More organizations are leaning in to the benefits of the cloud today, but sloppy adoption yields diminishing returns.
If an organization wants to deploy mission-critical applications in the cloud, it needs a solid plan based on its unique set of business objectives to be successful, according to Raj Bala, senior research director at Gartner, during the Gartner IT Infrastructure Operations & Cloud Strategies Conference last week.
"An enterprise cloud strategy starts with what you hope to get out of the cloud," Bala said.
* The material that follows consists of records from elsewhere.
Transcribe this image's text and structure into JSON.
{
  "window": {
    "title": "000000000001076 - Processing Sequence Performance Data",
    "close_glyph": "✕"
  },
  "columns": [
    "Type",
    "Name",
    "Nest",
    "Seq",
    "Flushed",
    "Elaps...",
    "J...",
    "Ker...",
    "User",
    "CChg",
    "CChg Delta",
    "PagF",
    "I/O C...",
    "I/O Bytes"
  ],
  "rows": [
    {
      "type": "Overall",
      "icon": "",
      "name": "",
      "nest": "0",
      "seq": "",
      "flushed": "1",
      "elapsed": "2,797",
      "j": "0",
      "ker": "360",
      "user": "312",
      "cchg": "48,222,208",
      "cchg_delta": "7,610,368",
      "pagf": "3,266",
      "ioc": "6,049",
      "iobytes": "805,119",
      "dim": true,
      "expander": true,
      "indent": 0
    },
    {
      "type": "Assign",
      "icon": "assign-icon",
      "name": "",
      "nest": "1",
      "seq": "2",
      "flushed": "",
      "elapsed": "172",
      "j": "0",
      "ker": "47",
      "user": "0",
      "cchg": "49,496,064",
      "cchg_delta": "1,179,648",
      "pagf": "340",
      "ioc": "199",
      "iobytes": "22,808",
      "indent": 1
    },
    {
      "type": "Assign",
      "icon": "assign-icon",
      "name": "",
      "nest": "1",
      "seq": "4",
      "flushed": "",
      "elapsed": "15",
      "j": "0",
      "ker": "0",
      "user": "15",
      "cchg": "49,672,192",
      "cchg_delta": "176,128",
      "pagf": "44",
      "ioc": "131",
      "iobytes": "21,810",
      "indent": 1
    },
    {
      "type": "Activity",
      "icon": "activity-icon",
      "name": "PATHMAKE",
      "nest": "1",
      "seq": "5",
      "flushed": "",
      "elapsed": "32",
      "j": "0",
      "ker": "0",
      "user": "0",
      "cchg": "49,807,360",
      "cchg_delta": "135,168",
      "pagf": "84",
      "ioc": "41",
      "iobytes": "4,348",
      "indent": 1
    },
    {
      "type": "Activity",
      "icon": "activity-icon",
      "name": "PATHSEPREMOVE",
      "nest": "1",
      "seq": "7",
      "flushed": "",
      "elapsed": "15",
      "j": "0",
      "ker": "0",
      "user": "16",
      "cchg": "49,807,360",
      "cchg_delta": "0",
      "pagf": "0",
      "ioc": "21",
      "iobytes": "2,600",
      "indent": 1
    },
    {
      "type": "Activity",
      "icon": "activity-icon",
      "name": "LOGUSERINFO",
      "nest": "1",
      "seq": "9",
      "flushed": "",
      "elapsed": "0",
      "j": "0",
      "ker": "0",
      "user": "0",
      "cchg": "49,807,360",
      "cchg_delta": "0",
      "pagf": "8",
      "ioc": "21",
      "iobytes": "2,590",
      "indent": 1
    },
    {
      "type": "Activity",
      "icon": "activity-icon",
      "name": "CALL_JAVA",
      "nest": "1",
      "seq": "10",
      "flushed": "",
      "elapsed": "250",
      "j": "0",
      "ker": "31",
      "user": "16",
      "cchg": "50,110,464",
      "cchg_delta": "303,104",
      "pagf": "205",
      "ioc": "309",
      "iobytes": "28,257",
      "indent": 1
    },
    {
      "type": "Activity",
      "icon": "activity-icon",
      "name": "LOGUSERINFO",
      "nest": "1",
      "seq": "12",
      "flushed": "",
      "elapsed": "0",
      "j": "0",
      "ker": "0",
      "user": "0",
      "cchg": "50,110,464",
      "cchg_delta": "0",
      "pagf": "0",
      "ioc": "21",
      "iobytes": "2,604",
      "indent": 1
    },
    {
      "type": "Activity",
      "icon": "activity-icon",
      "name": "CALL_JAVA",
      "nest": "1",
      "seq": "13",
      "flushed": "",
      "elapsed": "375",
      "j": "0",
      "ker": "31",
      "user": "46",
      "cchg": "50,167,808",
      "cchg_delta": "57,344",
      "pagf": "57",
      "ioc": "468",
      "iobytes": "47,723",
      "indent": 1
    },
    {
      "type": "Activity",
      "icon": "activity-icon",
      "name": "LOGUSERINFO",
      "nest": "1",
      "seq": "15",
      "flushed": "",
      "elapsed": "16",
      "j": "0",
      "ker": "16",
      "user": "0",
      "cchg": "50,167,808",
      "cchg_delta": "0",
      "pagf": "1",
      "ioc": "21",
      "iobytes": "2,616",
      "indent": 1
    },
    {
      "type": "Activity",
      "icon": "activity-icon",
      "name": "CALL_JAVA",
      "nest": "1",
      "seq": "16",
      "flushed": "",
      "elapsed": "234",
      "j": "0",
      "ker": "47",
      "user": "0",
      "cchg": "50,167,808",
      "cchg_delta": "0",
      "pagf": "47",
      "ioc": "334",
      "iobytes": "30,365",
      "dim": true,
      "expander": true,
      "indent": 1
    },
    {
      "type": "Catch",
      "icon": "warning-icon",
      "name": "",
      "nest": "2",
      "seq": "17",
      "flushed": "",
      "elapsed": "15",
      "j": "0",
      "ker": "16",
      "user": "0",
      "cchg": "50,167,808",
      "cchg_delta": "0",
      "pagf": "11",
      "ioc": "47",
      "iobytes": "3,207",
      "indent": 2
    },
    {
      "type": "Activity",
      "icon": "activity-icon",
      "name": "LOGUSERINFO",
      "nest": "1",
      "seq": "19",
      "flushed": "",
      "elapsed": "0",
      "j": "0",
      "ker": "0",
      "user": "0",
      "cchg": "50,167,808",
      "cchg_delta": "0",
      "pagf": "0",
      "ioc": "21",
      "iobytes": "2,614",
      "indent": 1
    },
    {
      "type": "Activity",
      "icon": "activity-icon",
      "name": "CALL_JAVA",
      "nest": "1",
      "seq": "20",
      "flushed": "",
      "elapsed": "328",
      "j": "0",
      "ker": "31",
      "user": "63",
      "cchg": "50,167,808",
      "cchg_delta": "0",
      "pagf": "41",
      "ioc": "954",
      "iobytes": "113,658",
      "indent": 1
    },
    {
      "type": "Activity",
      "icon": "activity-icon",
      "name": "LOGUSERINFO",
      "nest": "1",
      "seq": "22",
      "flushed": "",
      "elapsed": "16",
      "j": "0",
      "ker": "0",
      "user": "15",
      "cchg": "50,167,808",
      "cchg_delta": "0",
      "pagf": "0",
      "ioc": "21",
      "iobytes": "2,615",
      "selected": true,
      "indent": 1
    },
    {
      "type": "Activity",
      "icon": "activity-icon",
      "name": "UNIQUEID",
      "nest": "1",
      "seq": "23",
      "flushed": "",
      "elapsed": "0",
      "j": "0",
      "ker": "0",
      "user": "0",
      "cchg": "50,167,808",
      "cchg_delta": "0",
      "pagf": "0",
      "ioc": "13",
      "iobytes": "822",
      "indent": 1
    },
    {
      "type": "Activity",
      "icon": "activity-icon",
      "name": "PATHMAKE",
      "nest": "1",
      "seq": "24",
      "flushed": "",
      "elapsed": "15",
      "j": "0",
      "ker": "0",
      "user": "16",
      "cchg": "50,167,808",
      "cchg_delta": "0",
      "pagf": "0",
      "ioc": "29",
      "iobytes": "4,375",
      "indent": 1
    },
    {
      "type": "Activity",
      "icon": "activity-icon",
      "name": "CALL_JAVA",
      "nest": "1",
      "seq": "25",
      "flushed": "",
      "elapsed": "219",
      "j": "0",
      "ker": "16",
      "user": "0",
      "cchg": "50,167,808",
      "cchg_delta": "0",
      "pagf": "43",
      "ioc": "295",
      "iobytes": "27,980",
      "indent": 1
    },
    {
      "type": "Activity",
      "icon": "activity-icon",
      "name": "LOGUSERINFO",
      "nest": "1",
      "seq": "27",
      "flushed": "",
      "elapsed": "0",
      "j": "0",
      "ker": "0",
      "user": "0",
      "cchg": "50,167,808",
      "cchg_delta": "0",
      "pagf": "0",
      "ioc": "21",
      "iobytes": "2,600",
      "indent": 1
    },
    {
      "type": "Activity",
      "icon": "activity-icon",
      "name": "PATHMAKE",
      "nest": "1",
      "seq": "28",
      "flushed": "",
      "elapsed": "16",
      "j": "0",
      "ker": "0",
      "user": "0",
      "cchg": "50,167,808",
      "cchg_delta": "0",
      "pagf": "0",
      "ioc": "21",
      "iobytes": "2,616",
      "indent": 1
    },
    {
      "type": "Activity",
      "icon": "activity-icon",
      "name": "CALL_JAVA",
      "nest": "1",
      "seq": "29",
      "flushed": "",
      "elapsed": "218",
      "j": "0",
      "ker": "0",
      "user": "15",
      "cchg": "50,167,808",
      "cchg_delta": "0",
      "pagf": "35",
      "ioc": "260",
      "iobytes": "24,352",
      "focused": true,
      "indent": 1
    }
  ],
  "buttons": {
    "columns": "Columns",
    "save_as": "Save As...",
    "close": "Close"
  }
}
By inquiring about why the business wants to move to the cloud, the IT team set the stage for expectations.
"Far too many enterprises fail to consider really important points like application availability, resiliency and cost," Bala said. "They also tend to not think hard enough about the effort of moving workloads and the resulting benefits."
To help businesses manage their cloud strategy, Bala offered five elements for infrastructure and operations teams to consider as they build enterprise cloud implementations.
1. Design a strategy
If the organization lacks cloud skills internally, step one of adopting a public cloud framework is to build out those skills, according to Bala.
"It's really hard to attract cloud talent today," Bala said. "It involves creating a cloud team, assessing applications' viability for the cloud, building a business case and documenting your cloud strategy."
As organizations upskill the cloud workforce, some vendors have stepped up to bridge the gap. Versatility, the ability to hold multiple roles within the organization as a cloud specialist, connects business unit intentions and helps employees operate in the multicloud environment.
Savvy organizations will understand that the adoption framework shouldn't be in a vacuum, according to Bala. Building a core team with expertise from several departments will help strengthen the cloud strategy by including viewpoints across the business.
IT departments can also benefit from a senior cloud architect to oversee and lead the strategy because it can quickly become complicated, according to Bala. The leadership will have the skills to translate business requirements into technical ones as they lead cultural change.
2. Build a strong foundation for the cloud
As organizations build a cloud foundation, surveying and selecting a cloud provider will take careful consideration. While many cloud providers look alike at a high level, leadership will have to compare, assess and select based on the nitty-gritty differences, according to Bala.
Most organizations will end up using multiple providers to meet business needs and optimize. It can be a challenge to balance, but using the provider's native tools to realize full potential helps, according to Bala.
Then, integrating the cloud foundation with the enterprise's existing core infrastructure helps realize security and other needs more easily, according to Bala.
3. Design and mitigate risks
When adopting a public cloud infrastructure, many businesses will embrace a multicloud framework.
"The reality is that it's a multicloud world," Bala said. Multicloud aids availability of services, both in sourcing and in architecting, to mitigate risks such as vendor lock-in, according to Bala.
"Multicloud allows an organization to deliver its workload across multiple cloud providers thereby satisfying risk and security departments," Bala said.
Bala recommends designing a framework for both availability and security best practices.
4. Put governance policies in place
Governance looks much different for on-prem versus off-prem infrastructures, and organizations can plan accordingly to accommodate. Often crafted and honed through on-prem management, existing governance plans may be inadequate to address the complexity of going off prem, according to Bala.
For example, when considering IT spend, "Your traditional process of managing expenses once every few years for on-premise infrastructure doesn't apply with the cloud," Bala said.
At another session during the conference, David Wright, research director at Gartner, said an effective cloud governance plan aligns with an organization's operating model. Assembling a dispersed team of stakeholders and crafting strong policies from the get-go enables governance success.
Once the strategies are appropriately adopted, organizations can then develop a self-service strategy and other management processes.
5. Strive for operational excellence
With a strong strategy, foundation and governance in place, organizations can finally journey toward operational excellence.
"Operational excellence is typically achieved through focused efforts on optimization and automation," Bala said.
By monitoring consumption, organizations can then optimize their efforts. IT monitoring, however, can be difficult to do well but starting with network monitoring can ease the transition. Bala recommends implementing multicloud management tools to help.